How to complete this task: Using the data below, tally the lines that include the string "JSON". Only the number is wanted.

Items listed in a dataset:
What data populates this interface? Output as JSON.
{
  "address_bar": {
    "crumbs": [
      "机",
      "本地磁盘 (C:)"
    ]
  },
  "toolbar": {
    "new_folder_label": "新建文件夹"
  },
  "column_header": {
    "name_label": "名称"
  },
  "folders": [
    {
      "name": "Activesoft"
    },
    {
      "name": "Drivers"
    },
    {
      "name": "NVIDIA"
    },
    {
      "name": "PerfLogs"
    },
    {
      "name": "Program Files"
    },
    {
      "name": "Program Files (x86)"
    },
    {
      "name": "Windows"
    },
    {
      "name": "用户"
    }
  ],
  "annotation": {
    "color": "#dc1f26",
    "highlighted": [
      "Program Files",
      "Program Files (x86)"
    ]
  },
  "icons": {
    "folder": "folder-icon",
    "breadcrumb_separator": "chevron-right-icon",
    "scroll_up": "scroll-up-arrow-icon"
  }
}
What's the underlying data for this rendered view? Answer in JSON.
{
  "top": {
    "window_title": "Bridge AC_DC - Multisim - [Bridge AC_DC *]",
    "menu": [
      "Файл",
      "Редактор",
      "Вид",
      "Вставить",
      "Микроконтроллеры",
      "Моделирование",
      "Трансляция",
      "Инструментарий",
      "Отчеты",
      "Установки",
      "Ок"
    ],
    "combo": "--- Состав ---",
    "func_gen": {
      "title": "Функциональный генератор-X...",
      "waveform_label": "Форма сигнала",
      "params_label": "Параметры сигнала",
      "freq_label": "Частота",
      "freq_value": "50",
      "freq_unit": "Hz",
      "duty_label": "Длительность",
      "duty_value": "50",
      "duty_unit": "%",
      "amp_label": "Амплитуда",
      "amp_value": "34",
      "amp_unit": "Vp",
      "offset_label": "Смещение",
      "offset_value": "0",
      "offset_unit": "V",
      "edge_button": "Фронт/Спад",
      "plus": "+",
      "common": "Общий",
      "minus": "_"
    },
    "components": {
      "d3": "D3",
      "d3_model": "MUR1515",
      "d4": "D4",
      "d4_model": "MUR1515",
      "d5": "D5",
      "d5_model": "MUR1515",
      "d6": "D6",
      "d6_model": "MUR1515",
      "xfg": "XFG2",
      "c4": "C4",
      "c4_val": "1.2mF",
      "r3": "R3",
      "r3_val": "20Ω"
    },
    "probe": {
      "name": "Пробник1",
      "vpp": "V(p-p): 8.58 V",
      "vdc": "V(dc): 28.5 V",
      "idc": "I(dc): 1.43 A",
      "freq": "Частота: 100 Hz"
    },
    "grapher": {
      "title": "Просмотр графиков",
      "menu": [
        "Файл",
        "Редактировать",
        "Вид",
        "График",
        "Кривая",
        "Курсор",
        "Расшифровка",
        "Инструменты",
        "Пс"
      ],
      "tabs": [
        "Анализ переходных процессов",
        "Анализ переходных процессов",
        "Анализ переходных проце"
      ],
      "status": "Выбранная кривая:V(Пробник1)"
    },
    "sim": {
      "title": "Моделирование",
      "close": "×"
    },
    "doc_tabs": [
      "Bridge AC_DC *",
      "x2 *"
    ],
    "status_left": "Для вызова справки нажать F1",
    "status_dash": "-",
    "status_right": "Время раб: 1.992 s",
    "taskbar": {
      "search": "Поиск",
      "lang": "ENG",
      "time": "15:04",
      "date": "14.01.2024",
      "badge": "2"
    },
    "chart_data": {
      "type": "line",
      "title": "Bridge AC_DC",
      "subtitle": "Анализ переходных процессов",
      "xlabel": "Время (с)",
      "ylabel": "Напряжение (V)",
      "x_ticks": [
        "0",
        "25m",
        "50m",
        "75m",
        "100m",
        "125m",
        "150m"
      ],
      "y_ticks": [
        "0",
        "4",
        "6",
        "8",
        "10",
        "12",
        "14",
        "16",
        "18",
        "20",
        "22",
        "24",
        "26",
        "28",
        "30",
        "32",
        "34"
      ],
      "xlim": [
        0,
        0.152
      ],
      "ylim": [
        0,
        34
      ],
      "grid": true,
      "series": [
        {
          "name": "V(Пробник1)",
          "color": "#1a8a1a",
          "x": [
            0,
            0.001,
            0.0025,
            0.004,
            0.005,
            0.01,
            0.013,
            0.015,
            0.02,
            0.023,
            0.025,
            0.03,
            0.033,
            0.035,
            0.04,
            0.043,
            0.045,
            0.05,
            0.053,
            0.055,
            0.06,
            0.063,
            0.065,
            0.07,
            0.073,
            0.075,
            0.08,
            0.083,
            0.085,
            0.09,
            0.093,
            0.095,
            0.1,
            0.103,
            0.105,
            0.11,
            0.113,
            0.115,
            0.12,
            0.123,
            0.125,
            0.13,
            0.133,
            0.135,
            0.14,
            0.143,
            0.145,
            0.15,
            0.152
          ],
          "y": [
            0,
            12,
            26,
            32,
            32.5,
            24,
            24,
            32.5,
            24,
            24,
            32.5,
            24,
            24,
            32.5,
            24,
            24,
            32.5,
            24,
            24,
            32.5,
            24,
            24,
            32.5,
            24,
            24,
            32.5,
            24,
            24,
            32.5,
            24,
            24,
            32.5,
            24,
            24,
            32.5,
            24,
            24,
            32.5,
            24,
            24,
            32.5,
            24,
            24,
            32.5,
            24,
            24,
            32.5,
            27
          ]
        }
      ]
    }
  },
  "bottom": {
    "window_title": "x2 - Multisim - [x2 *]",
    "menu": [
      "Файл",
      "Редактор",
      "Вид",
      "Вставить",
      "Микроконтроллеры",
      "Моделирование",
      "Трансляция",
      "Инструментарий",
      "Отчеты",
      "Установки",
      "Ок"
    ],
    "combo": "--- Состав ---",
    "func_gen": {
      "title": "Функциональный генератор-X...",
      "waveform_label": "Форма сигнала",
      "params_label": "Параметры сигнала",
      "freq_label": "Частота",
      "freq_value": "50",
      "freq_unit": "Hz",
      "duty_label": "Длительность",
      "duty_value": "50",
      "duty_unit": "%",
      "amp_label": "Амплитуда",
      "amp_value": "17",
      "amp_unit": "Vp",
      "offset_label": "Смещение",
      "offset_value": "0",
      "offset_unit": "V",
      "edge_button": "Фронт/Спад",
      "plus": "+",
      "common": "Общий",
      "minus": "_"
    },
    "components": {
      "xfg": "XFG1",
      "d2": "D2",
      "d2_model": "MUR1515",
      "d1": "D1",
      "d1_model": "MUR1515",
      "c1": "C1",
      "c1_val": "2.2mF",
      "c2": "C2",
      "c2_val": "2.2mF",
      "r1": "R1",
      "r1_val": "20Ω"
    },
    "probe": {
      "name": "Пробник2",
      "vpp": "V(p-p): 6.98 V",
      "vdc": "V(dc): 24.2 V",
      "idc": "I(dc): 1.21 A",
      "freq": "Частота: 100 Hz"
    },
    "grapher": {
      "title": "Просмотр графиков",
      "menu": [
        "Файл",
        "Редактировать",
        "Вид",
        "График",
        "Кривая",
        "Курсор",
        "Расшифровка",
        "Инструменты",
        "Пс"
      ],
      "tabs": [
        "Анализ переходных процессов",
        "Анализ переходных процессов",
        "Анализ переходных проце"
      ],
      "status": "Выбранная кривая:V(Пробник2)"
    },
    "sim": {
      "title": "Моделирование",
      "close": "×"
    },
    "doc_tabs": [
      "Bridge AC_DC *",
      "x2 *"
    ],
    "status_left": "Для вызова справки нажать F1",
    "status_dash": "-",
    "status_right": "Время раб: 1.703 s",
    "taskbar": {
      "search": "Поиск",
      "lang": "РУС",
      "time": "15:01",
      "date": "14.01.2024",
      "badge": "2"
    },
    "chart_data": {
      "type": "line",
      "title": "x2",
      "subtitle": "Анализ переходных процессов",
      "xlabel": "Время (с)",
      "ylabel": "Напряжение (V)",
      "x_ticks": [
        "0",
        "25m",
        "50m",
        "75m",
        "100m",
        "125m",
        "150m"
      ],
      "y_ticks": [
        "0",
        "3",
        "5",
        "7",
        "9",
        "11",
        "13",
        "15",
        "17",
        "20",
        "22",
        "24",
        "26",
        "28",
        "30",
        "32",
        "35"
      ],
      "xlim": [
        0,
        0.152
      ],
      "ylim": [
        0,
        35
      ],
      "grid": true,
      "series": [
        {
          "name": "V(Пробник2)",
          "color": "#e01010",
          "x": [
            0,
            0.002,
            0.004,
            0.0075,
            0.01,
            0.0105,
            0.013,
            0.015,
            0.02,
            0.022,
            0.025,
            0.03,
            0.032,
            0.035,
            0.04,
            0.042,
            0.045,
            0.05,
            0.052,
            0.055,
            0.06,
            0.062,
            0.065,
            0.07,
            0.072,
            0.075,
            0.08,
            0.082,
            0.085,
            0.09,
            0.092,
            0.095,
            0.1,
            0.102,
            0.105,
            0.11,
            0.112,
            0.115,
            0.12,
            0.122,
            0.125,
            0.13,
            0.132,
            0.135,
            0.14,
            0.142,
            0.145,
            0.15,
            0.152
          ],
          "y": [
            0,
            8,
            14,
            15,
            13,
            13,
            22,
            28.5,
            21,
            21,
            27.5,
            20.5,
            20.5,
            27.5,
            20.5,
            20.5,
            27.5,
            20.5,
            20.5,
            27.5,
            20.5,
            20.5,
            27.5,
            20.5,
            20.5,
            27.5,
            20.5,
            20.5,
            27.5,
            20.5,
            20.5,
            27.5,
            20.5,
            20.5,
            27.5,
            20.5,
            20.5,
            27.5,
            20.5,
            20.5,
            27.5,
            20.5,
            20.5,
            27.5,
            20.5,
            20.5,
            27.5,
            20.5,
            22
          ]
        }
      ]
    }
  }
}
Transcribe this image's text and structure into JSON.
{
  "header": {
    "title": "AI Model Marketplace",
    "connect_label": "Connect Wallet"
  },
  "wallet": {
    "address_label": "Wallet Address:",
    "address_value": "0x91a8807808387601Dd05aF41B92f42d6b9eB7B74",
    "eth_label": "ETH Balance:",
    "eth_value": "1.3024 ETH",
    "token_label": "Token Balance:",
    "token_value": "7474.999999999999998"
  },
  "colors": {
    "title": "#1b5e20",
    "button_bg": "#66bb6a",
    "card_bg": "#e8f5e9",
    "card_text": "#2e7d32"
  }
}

Task response: 3